The chin jab four-sided stand was a great innovation so four exponents could practise close quarter strikes at different heights and could then change positions simulating an enemy of different height. The Todd Special Operations Dagger with its robust double-edged blade and single hand sheath release system, as well as handgrip end skull crusher was a very popular military edged weapon choice. In fact Col Applegate had a presentation quality model made by military knife make Johnny Foxton in his museum.
The TSB 45 short for Tactical Safety Baton 45 degrees South Model Todd 45 was the next invention that simply provided defensive capabilities of no other baton and could be used for truing combatant's guards in close combat training.
The equipment is only one aspect of performance enhancement; a more important consideration is the training locations and terrain. Combative lanes for forward close combat practise indoors or outdoors make good methods of going forward and changing the travel of lanes or having inclines or declines improves combat footing and footwork.
Wide and varied training environments such as sand, sea, mud, high country and rough terrain all present close combat employment advantages and often disadvantages.
Above all the combative principles and skills are the most important aspects and their relevance to combat and combat attire and kit. One must always remember combatants are trained to take out their enemy not take them on, and to do it quickly and quietly, however they must also, like in every aspect of their training, prepare for the worst case scenario. Having to weather the storm and come back from the dead, perform against formidable enemies in anything but primary desired conditions.
Having to endure to overcome the threat and then having to fight your way out of Dodge, which may be a long arduous struggle against the odds and the terrain hazards and elements.
For more information on Todd System of Close Combat see the following books, dvds and cds:
- Close Combat Books
The Do's and Don'ts of Close Combat – Tactical C&R – Control and Restraint – No Nonsense Self Defence – Military Close Combat Systems Phase One – Combative Masters Of The 20th Century
- Close Combat DVDs
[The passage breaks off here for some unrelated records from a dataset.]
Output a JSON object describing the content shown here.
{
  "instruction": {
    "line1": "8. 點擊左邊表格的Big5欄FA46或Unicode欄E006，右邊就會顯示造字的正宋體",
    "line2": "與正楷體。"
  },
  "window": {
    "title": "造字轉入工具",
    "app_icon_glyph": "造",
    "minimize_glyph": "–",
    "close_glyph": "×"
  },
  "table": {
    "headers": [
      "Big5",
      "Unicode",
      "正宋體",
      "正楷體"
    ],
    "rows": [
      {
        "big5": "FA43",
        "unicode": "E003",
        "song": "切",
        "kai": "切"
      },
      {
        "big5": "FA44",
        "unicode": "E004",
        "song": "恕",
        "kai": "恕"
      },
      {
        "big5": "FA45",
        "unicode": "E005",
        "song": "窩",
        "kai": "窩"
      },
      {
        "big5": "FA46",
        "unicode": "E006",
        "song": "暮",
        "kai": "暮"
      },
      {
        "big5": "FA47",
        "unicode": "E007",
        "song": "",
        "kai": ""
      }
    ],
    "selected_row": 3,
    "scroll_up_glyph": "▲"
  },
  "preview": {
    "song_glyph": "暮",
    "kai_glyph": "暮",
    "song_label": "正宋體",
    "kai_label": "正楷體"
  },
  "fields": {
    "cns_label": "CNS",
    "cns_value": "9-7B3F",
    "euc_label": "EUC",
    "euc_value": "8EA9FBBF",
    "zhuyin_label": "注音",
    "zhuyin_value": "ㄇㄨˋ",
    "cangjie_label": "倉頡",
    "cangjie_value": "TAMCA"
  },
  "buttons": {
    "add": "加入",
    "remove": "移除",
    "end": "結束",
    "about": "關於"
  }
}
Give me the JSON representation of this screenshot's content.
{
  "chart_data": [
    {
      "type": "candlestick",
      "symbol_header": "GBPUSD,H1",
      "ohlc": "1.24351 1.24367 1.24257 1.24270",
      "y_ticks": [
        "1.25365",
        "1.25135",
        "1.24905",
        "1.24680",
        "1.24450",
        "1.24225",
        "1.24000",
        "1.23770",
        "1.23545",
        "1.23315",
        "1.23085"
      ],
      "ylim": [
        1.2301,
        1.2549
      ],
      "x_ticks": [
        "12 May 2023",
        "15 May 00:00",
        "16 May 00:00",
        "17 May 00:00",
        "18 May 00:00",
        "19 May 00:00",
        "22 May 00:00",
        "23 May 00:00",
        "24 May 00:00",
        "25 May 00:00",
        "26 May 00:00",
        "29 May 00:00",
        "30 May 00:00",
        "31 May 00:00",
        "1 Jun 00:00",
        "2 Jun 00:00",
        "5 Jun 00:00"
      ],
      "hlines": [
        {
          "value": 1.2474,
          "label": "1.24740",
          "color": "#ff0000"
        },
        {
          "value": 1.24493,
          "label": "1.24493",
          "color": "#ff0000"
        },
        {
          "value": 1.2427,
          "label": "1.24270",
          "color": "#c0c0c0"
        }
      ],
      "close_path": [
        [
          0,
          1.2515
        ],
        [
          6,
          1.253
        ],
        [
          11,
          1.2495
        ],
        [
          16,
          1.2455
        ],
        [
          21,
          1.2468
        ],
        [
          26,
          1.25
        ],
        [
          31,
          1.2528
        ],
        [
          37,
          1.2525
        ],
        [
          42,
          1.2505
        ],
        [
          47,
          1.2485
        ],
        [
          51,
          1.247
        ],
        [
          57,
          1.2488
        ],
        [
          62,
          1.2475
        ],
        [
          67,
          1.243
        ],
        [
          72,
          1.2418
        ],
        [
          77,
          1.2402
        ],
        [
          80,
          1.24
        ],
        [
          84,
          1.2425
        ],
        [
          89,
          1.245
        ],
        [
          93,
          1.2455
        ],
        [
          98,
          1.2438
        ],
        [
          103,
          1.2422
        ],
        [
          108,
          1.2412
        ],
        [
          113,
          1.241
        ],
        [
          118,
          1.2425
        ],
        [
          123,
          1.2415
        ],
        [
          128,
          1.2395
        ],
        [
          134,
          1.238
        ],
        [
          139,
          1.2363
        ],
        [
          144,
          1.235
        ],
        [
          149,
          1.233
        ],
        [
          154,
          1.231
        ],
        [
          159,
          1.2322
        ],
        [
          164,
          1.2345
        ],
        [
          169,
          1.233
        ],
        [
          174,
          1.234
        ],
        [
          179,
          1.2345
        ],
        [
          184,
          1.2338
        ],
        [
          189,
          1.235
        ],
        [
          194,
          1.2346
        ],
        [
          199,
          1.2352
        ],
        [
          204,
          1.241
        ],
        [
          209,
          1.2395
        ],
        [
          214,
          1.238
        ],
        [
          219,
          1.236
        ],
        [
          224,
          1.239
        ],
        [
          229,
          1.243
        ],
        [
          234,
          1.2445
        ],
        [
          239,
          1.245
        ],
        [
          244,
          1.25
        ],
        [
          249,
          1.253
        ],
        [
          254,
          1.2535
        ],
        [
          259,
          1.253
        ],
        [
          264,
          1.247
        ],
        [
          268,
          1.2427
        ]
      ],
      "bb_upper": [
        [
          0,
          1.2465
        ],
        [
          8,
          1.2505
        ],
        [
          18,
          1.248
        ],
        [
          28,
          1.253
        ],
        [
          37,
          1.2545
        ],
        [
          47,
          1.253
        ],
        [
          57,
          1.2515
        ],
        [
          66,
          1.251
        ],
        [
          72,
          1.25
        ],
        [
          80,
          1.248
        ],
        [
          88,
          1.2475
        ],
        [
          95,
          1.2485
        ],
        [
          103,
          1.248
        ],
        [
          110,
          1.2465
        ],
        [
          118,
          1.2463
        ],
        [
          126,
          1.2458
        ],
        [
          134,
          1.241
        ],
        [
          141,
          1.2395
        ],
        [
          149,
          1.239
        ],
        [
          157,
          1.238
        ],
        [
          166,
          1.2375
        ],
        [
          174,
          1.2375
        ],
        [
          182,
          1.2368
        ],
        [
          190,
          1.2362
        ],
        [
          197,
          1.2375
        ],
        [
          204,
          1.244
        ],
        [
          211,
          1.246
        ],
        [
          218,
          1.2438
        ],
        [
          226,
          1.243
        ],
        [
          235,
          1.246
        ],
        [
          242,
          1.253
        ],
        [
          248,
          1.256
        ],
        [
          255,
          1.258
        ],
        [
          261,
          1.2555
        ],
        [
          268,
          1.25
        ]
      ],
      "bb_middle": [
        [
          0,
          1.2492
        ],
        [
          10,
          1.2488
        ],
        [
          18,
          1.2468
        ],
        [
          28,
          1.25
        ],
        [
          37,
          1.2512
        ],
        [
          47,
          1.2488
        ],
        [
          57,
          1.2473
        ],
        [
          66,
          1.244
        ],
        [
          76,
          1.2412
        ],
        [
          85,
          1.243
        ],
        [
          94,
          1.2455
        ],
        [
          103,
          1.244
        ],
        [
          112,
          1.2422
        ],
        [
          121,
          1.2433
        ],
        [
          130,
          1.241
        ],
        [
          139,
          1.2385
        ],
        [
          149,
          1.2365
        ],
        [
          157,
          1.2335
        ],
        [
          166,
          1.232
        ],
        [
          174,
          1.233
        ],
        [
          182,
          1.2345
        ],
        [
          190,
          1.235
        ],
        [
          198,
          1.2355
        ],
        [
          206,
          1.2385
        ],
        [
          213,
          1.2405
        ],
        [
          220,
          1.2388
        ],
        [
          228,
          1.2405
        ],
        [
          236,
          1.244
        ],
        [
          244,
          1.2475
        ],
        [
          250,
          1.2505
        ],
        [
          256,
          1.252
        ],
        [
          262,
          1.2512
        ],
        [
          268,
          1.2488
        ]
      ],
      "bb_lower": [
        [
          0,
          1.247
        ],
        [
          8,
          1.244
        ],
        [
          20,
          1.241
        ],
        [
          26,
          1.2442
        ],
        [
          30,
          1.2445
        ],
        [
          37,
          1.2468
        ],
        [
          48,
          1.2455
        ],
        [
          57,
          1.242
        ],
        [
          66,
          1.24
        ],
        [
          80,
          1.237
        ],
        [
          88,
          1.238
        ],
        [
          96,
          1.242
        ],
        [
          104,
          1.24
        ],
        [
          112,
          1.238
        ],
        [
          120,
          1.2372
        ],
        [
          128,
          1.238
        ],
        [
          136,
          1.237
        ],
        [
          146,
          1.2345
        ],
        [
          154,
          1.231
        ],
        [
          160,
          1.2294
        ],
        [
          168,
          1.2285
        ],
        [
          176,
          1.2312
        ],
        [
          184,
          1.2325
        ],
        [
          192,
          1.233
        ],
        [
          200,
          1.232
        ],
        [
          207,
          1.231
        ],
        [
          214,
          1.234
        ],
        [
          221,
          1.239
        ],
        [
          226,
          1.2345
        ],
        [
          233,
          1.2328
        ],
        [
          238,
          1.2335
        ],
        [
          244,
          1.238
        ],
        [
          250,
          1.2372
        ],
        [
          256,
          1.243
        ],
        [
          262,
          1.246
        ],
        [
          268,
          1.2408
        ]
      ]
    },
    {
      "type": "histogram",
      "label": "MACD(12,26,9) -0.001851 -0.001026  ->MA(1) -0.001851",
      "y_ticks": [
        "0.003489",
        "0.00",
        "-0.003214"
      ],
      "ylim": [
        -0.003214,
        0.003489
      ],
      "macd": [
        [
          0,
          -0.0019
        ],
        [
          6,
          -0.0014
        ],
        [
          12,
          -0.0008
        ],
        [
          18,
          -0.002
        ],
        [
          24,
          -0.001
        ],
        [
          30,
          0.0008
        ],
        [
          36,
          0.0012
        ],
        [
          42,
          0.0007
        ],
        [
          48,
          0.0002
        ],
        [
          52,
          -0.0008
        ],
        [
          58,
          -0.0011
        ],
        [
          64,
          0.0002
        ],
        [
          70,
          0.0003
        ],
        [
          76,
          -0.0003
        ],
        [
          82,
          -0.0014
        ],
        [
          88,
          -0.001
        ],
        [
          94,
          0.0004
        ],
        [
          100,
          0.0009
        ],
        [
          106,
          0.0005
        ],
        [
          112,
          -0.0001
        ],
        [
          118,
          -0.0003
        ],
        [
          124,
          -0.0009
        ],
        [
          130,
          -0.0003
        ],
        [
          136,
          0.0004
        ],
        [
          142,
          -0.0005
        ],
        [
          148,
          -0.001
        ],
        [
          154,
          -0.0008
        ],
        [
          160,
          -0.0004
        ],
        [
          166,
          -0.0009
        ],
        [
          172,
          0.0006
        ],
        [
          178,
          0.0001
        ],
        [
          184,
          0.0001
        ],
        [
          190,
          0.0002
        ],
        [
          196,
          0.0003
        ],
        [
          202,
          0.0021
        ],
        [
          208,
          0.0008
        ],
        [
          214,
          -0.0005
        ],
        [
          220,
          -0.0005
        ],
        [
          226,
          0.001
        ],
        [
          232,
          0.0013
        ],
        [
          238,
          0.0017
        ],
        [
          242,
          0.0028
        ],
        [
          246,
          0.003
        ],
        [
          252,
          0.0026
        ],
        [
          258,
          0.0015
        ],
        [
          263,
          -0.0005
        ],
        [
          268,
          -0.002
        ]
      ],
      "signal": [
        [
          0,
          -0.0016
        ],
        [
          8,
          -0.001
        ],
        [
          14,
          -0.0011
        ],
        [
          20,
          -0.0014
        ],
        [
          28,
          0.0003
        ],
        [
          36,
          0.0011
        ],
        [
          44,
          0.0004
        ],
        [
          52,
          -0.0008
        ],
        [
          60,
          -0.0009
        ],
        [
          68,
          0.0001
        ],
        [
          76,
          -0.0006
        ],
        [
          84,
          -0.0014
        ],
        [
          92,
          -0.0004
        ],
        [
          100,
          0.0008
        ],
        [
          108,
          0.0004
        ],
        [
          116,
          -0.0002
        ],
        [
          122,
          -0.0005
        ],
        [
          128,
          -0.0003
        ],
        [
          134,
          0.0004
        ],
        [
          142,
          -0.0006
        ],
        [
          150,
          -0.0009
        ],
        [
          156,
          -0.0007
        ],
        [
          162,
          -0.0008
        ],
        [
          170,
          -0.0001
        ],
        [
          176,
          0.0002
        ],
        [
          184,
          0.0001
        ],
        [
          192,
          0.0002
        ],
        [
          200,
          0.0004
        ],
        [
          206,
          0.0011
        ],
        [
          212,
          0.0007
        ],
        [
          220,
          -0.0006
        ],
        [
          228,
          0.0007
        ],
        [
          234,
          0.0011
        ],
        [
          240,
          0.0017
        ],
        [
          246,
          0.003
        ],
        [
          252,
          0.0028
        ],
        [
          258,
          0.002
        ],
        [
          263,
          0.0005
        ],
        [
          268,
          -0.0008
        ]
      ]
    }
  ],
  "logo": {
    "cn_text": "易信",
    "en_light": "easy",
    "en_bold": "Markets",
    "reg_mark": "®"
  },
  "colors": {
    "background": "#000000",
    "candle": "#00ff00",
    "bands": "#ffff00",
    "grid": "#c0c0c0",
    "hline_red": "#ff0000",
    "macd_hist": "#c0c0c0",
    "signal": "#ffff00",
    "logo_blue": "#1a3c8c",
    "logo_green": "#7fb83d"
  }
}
Self Defence of the Elite – 80 Years of Combative Excellence – Primary Option Control & Restraint – Military Unarmed Combat – Phase 1
- Close Combat CDs
Technique To Command – Combative Code of Conduct